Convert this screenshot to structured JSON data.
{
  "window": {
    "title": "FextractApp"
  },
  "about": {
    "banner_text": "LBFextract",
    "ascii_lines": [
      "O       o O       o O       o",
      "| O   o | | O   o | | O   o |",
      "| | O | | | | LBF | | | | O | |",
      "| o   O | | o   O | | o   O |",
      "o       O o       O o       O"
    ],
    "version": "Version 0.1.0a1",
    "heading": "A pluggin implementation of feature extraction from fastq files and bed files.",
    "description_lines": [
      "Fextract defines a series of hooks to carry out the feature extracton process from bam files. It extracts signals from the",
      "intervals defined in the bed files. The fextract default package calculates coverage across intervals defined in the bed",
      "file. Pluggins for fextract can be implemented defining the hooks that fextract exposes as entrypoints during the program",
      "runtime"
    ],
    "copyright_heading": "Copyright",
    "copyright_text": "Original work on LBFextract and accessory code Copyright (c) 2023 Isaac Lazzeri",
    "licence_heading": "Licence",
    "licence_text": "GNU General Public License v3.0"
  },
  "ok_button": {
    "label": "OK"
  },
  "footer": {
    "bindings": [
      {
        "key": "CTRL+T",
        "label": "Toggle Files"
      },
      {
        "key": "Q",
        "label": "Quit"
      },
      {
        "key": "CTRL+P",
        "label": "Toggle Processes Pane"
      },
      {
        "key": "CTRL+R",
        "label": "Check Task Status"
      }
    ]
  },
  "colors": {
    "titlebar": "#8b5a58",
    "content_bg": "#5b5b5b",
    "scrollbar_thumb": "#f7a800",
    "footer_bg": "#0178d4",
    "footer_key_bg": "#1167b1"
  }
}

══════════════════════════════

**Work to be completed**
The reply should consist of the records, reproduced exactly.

**Finished exercise**
Convert this screenshot to structured JSON data.
{
  "window": {
    "title": "FextractApp"
  },
  "about": {
    "banner_text": "LBFextract",
    "ascii_lines": [
      "O       o O       o O       o",
      "| O   o | | O   o | | O   o |",
      "| | O | | | | LBF | | | | O | |",
      "| o   O | | o   O | | o   O |",
      "o       O o       O o       O"
    ],
    "version": "Version 0.1.0a1",
    "heading": "A pluggin implementation of feature extraction from fastq files and bed files.",
    "description_lines": [
      "Fextract defines a series of hooks to carry out the feature extracton process from bam files. It extracts signals from the",
      "intervals defined in the bed files. The fextract default package calculates coverage across intervals defined in the bed",
      "file. Pluggins for fextract can be implemented defining the hooks that fextract exposes as entrypoints during the program",
      "runtime"
    ],
    "copyright_heading": "Copyright",
    "copyright_text": "Original work on LBFextract and accessory code Copyright (c) 2023 Isaac Lazzeri",
    "licence_heading": "Licence",
    "licence_text": "GNU General Public License v3.0"
  },
  "ok_button": {
    "label": "OK"
  },
  "footer": {
    "bindings": [
      {
        "key": "CTRL+T",
        "label": "Toggle Files"
      },
      {
        "key": "Q",
        "label": "Quit"
      },
      {
        "key": "CTRL+P",
        "label": "Toggle Processes Pane"
      },
      {
        "key": "CTRL+R",
        "label": "Check Task Status"
      }
    ]
  },
  "colors": {
    "titlebar": "#8b5a58",
    "content_bg": "#5b5b5b",
    "scrollbar_thumb": "#f7a800",
    "footer_bg": "#0178d4",
    "footer_key_bg": "#1167b1"
  }
}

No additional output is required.